[[ DATA RECORDS open ]]

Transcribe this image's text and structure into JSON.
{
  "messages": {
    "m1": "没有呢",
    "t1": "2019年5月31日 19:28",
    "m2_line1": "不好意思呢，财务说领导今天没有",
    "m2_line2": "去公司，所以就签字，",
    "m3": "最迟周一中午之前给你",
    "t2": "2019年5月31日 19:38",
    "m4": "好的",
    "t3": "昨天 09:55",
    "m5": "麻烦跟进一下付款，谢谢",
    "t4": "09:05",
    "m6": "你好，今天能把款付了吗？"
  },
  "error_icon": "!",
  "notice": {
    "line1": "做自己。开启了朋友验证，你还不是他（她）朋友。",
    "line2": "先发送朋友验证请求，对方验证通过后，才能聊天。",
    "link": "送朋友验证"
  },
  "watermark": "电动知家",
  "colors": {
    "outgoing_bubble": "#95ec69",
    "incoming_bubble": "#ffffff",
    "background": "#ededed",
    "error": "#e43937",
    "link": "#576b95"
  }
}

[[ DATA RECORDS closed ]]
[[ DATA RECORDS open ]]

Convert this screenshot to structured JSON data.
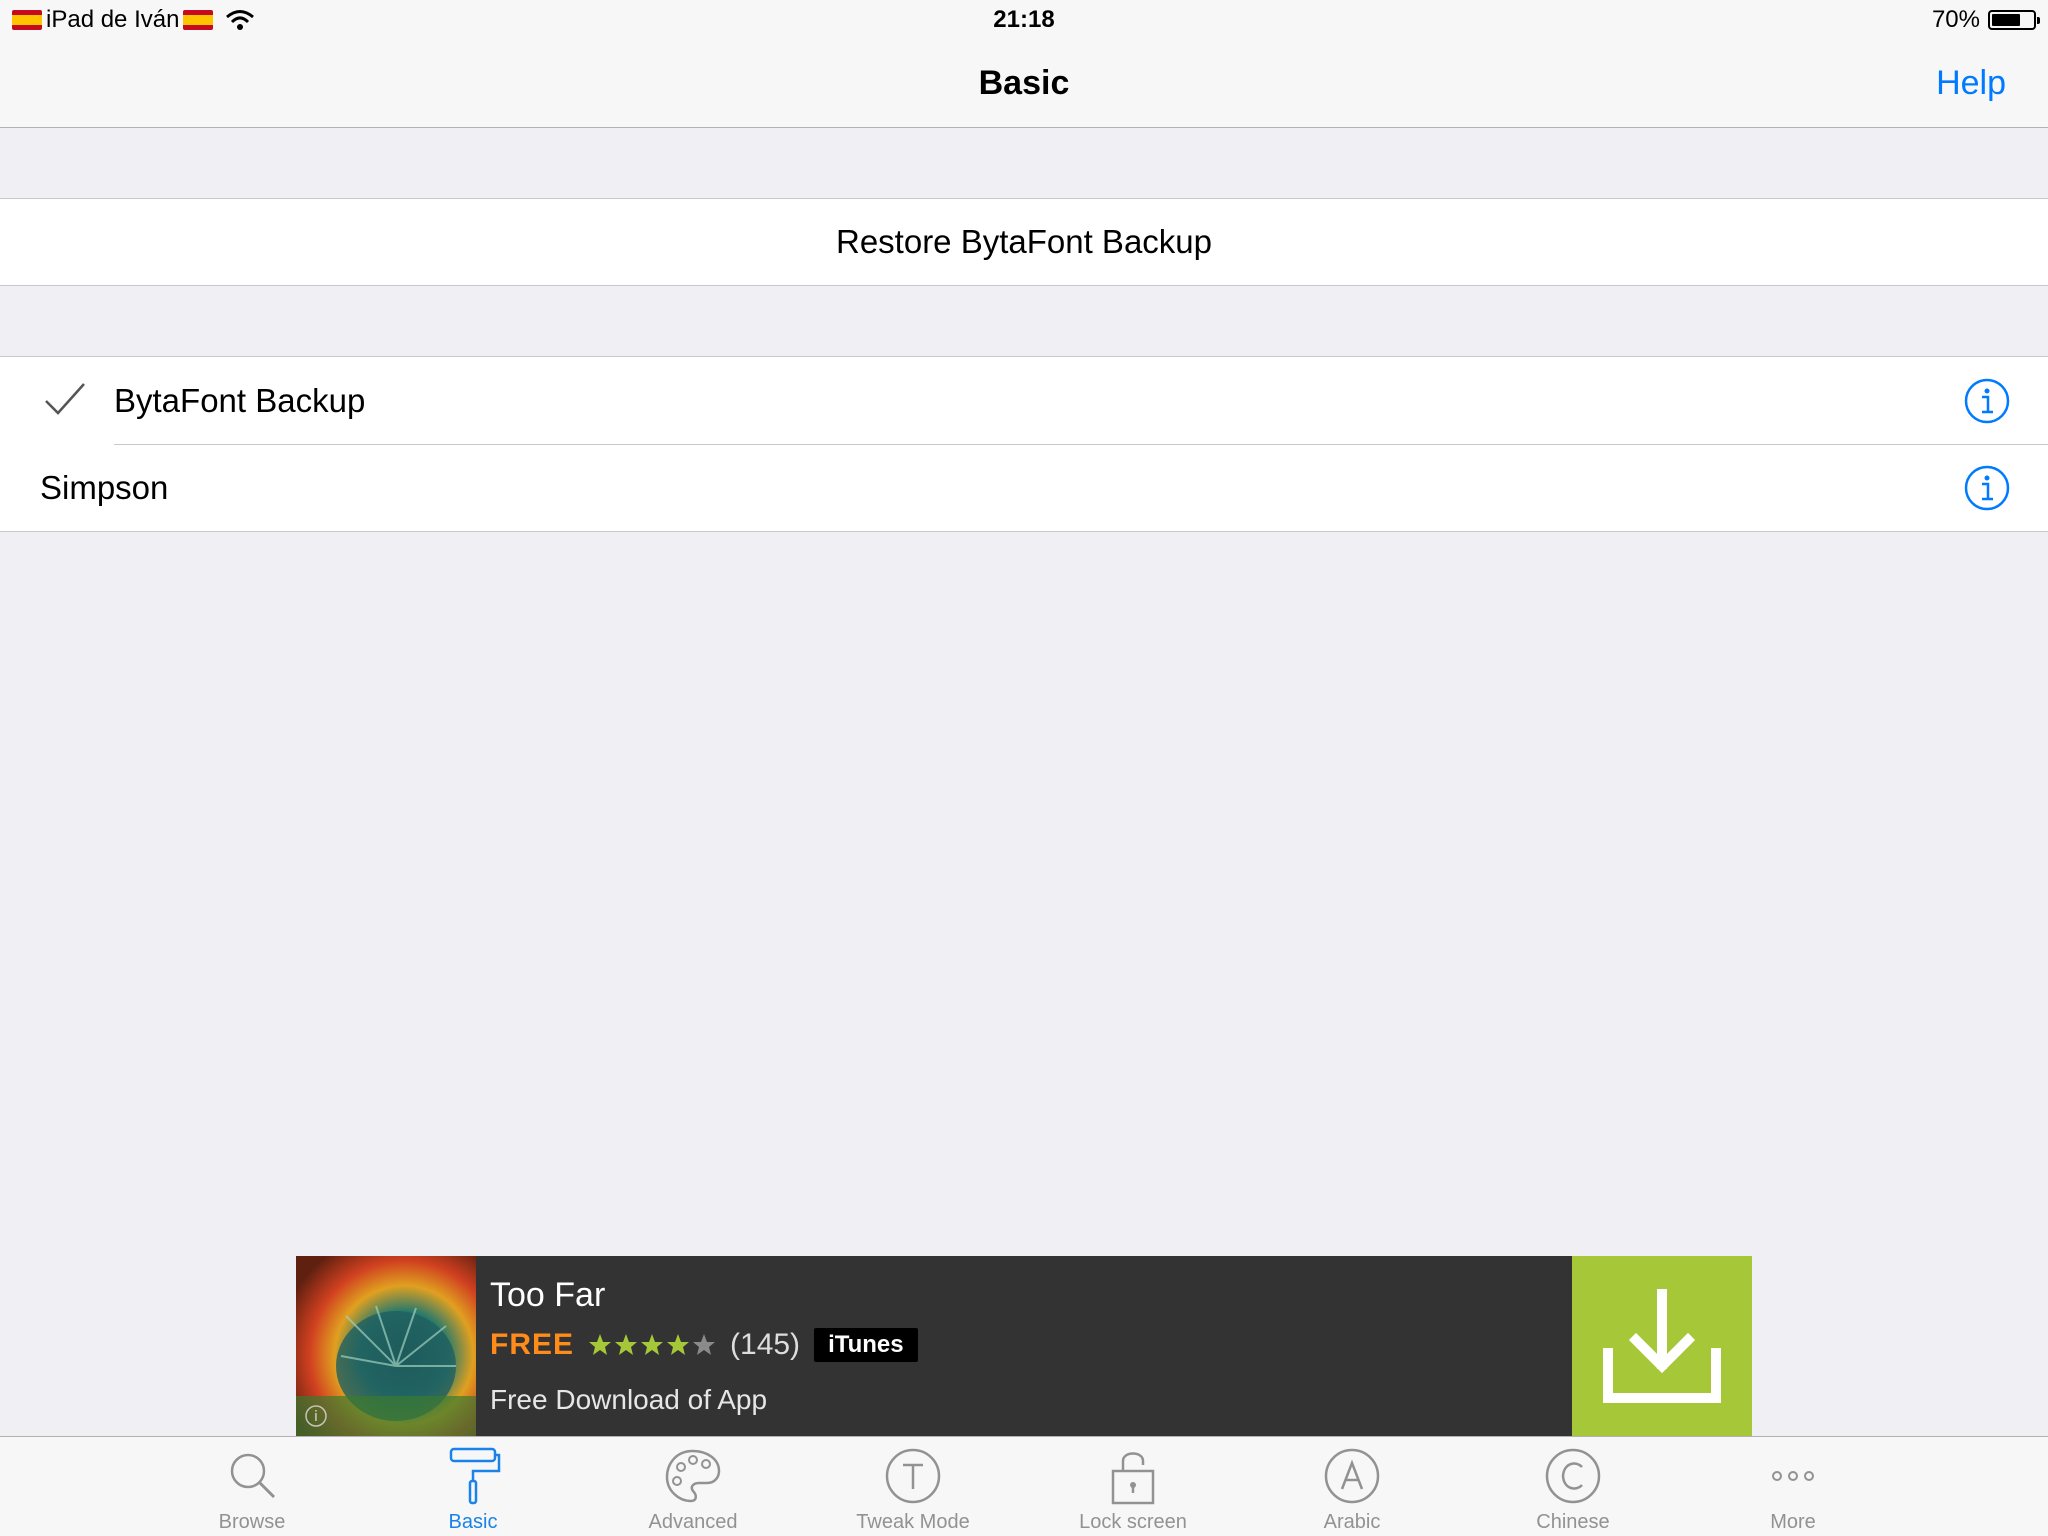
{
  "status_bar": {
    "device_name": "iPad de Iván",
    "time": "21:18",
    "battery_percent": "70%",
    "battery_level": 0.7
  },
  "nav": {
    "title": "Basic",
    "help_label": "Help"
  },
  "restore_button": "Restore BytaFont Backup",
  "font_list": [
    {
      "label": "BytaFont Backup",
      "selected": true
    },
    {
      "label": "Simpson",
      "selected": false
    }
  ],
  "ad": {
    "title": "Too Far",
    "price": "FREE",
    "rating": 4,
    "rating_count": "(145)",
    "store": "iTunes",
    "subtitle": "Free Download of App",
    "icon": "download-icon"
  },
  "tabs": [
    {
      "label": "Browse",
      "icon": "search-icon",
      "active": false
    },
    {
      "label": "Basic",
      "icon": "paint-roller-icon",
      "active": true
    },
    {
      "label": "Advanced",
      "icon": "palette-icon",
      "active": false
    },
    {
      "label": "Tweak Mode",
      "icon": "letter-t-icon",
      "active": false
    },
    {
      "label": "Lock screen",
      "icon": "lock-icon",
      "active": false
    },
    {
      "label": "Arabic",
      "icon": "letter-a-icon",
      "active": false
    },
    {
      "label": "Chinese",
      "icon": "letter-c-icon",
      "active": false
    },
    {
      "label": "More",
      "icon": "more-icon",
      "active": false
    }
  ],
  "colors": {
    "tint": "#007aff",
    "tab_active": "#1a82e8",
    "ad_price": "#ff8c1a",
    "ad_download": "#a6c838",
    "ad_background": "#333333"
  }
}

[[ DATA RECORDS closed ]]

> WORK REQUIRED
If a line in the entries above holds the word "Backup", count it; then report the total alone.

> OUTPUT FOR THIS TASK
2